Sen. Linda Chesterfield, D-Little Rock, also said she was concerned that private schools could discriminate against certain students.
Johnson pointed to a nondiscrimination clause in the bill, and a section that requires the private institutions to comply with federal anti-discrimination laws.
Chesterfield expressed concern that some religious schools could turn away gay and transgender students. There are no gay and transgender protections in the federal code included in SB539.
The scholarships would be administered through nonprofit organizations that may use up to 10 percent of funds for administrative costs. The organizations would not be allowed to charge application fees to students, and they'd be barred from steering students toward or away from certain schools.
Donors also would be unable to earmark contributions for certain students or schools.
The funds, under the bill, may be spent on tuition, books, tutoring, standardized tests and other approved education costs.
Private schools may participate in the program if they meet accreditation requirements or are in the accreditation process before the state Board of Education, the Arkansas Nonpublic School Accrediting Association Inc. or another accrediting association recognized by the state.
The law also would require the student support organizations to submit annual reports on student achievement, graduation rates, parent satisfaction and spending.

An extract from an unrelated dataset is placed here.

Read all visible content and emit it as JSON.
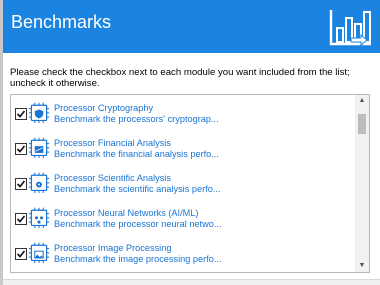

Those organization are barred from discriminating "among applications for a student scholarship on the basis of gender, national origin, race, ethnicity, religion, or disability."
A Section on 03/29/2019